[WHAT NEEDS TO BE DONE]
In the listing below, lines with the string "Copy" are to be counted; the number is the entire reply.

=====

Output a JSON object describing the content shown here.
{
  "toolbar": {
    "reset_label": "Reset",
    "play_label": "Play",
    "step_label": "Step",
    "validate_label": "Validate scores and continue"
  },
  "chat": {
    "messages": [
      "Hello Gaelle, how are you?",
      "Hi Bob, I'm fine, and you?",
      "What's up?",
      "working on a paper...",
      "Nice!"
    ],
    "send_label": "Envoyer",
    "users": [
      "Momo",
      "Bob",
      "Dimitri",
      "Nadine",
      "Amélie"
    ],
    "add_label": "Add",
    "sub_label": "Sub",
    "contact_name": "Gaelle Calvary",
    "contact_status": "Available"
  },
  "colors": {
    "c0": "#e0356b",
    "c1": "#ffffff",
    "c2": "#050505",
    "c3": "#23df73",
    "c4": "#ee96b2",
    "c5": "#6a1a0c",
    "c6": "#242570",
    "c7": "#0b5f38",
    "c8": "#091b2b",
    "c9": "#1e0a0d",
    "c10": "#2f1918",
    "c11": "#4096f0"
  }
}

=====

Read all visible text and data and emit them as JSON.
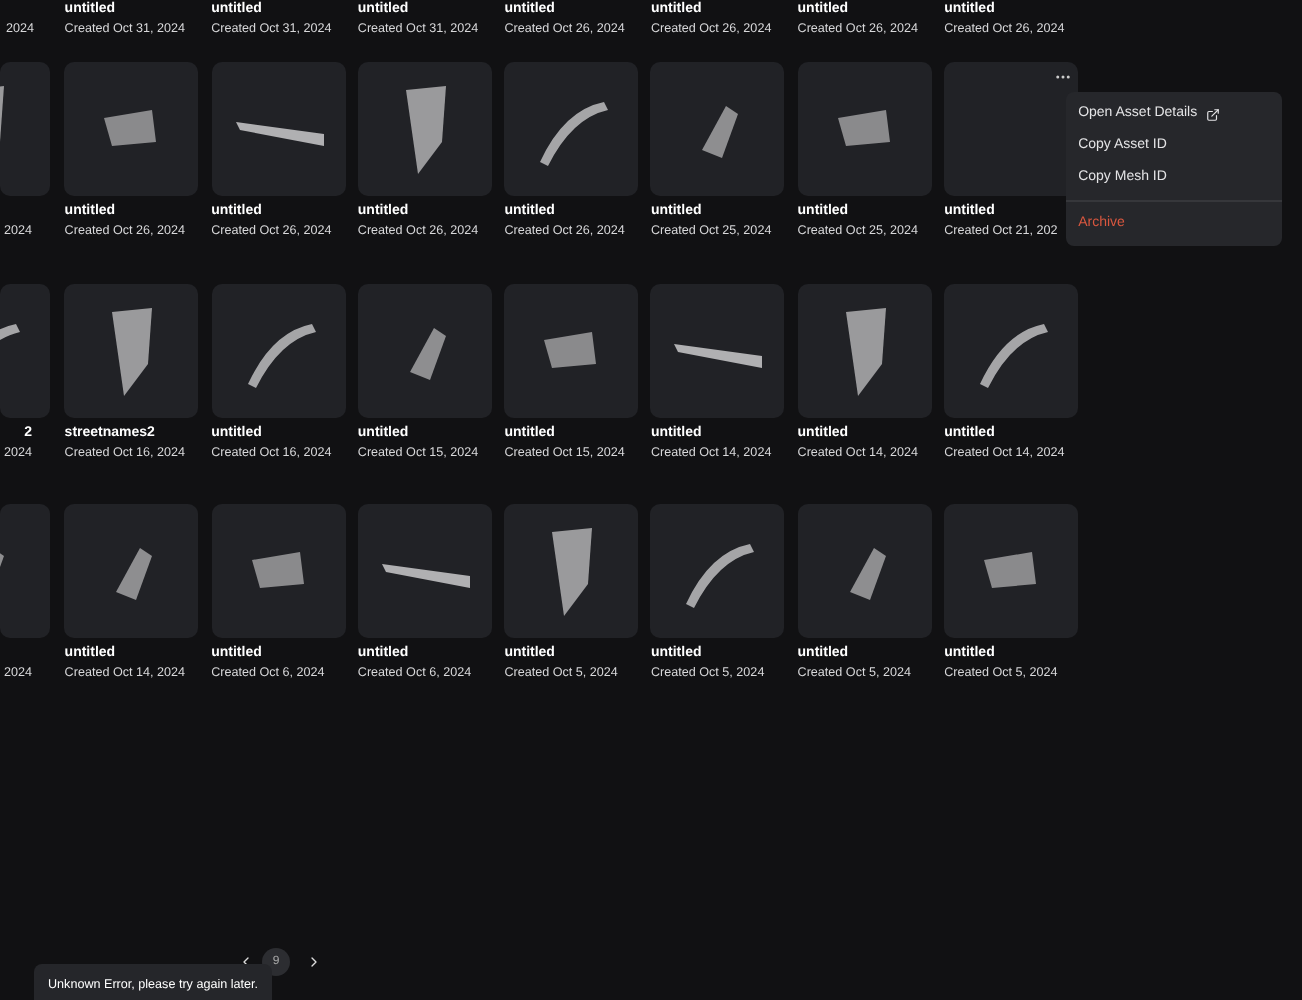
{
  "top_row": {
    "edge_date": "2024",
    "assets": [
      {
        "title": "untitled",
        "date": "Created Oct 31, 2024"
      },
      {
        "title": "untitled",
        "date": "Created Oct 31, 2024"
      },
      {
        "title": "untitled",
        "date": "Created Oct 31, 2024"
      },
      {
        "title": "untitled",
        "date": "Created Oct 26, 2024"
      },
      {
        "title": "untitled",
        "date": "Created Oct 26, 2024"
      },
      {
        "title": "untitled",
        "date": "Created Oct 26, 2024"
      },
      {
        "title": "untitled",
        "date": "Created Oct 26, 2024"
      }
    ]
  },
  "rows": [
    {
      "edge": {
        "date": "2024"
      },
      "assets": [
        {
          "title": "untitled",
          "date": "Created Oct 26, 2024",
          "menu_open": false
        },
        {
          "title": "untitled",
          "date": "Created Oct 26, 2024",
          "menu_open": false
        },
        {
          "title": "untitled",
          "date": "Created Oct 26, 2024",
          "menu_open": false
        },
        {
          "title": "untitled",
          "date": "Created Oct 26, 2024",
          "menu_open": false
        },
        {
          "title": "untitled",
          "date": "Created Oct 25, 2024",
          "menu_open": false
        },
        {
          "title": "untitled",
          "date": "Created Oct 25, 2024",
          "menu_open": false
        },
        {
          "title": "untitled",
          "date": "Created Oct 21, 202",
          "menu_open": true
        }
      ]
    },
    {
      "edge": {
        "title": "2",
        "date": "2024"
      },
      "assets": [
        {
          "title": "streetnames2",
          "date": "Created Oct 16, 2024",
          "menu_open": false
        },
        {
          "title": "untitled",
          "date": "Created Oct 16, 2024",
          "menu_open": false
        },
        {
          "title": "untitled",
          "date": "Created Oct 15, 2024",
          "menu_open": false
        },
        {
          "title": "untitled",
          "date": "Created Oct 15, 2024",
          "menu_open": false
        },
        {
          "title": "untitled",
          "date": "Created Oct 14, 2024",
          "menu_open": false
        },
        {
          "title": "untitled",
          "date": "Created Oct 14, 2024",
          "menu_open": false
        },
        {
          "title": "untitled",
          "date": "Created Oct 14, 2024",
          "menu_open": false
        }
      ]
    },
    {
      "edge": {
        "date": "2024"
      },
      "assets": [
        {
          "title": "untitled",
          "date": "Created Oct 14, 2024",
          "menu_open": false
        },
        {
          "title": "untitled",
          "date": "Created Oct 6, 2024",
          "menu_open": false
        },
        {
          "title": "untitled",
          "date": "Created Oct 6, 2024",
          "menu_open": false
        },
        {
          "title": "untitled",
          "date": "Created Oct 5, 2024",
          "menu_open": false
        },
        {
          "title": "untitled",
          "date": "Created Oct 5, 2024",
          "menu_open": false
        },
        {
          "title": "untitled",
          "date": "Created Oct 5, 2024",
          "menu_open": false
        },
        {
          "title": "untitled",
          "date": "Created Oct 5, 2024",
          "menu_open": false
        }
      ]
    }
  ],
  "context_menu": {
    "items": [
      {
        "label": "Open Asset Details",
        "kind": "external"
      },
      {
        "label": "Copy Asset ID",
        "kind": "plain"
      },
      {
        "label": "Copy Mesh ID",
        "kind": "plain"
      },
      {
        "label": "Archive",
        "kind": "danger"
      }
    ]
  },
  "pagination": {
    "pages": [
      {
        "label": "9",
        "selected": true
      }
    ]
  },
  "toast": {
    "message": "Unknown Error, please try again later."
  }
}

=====

[TASK ANSWER]
2